If you are a parent wondering if this book is suitable for your youngster, I would say it depends on their age and what type of message you want to send to your child. I do think that anyone could read this book because the writing is simplistic enough to follow. However, I suggest older teens read the last story "Spellbinder" because of Blaise's actions toward men. "Secret Vampire" and "Daughters of Darkness" are suitable for a middle school audience.
Personally, if you are torn between reading this book or not, I recommend passing it up. I'm sure there are better books out there with similar themes. If you are still intrigued enough or want to make a comparison with Stephenie Meyer, I recommend reading either "Daughters of Darkness" or "Spellbinder." The "Secret Vampire" is really a waste of valuable reading time.
What did you think of this review?
Vampires, werewolves, witches, shapeshifters -- they live among us without our knowledge.
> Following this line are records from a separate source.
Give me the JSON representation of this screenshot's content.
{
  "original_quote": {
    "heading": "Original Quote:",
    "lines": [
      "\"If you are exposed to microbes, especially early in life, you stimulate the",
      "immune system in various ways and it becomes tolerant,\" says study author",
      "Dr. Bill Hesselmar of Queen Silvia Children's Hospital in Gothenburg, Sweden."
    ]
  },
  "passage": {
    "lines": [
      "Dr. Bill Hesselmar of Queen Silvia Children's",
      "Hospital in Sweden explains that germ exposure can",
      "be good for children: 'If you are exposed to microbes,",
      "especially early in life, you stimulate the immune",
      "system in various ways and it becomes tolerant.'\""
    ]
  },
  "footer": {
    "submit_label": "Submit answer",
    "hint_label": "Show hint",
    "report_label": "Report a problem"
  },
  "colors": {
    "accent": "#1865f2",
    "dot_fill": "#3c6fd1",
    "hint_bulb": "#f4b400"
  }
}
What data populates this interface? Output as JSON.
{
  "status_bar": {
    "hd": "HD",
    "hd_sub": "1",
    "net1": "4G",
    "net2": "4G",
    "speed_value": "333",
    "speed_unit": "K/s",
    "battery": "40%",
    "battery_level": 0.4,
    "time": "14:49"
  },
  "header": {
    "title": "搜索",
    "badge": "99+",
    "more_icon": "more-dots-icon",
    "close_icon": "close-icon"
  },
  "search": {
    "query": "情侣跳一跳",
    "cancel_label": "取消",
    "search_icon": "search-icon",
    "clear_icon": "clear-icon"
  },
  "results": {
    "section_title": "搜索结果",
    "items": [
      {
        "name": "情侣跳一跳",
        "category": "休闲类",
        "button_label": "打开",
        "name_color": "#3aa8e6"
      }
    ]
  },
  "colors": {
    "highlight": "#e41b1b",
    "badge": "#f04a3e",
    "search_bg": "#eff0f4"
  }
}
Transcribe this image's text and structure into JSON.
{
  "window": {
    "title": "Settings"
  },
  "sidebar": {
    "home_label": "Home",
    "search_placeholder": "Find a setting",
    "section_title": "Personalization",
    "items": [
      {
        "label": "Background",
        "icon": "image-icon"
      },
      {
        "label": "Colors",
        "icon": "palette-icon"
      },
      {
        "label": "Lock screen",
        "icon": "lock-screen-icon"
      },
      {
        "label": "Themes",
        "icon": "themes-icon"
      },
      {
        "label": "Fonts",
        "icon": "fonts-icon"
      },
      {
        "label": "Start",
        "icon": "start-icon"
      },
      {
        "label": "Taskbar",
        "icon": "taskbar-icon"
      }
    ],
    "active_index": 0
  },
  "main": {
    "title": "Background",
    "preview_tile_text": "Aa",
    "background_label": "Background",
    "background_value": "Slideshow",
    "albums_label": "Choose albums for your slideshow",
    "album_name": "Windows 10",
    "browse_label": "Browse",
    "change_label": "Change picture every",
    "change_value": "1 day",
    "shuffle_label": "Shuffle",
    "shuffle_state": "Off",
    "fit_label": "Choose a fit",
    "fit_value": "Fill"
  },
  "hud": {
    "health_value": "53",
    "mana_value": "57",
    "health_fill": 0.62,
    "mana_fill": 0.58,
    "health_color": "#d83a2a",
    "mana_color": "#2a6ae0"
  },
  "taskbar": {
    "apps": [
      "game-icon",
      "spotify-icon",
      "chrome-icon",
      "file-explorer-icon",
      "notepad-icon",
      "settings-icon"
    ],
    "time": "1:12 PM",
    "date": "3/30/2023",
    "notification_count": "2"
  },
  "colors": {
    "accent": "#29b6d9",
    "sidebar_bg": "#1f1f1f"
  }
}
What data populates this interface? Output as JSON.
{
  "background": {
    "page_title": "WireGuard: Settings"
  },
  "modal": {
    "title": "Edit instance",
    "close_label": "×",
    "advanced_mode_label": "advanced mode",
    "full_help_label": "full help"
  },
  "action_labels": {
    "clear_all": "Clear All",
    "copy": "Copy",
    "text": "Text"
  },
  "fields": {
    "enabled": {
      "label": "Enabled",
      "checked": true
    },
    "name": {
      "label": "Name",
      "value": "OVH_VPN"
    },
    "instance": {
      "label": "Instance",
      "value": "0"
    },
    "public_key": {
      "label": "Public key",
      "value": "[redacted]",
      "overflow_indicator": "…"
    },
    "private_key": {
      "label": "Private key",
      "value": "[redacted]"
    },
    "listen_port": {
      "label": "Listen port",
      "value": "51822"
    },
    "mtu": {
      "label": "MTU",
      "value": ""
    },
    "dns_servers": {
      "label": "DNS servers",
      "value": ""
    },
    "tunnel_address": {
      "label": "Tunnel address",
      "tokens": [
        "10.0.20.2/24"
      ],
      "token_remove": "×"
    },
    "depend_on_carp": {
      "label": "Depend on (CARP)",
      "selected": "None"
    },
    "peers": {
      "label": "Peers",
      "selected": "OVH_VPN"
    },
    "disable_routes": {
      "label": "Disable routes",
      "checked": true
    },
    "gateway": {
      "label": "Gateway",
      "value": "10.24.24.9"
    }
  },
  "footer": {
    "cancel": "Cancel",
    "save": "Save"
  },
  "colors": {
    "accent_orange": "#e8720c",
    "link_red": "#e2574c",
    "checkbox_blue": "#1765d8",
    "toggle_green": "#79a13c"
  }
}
Night World is their secret society, a secret society with very strict rules. And falling in love breaks all the laws of the Night World.
In Secret Vampire, Poppy thought the summer would last forever. Then she was diagnosed with terminal cancer. Now Poppy's only hope for survival is James, her friend and secret love. A vampire in the Night World, James can make Poppy immortal. But first they both must risk everything to go against the laws of Night World.
Fugitives from Night World, three vampire sisters leave their isolated home to live among humans in Daughters of Darkness. Their brother, Ash, is sent to bring the girls back, but he falls in love with their beautiful friend.
Two witch cousins fight over their high school crush. It's a battle between black magic and white magic in Spellbinder.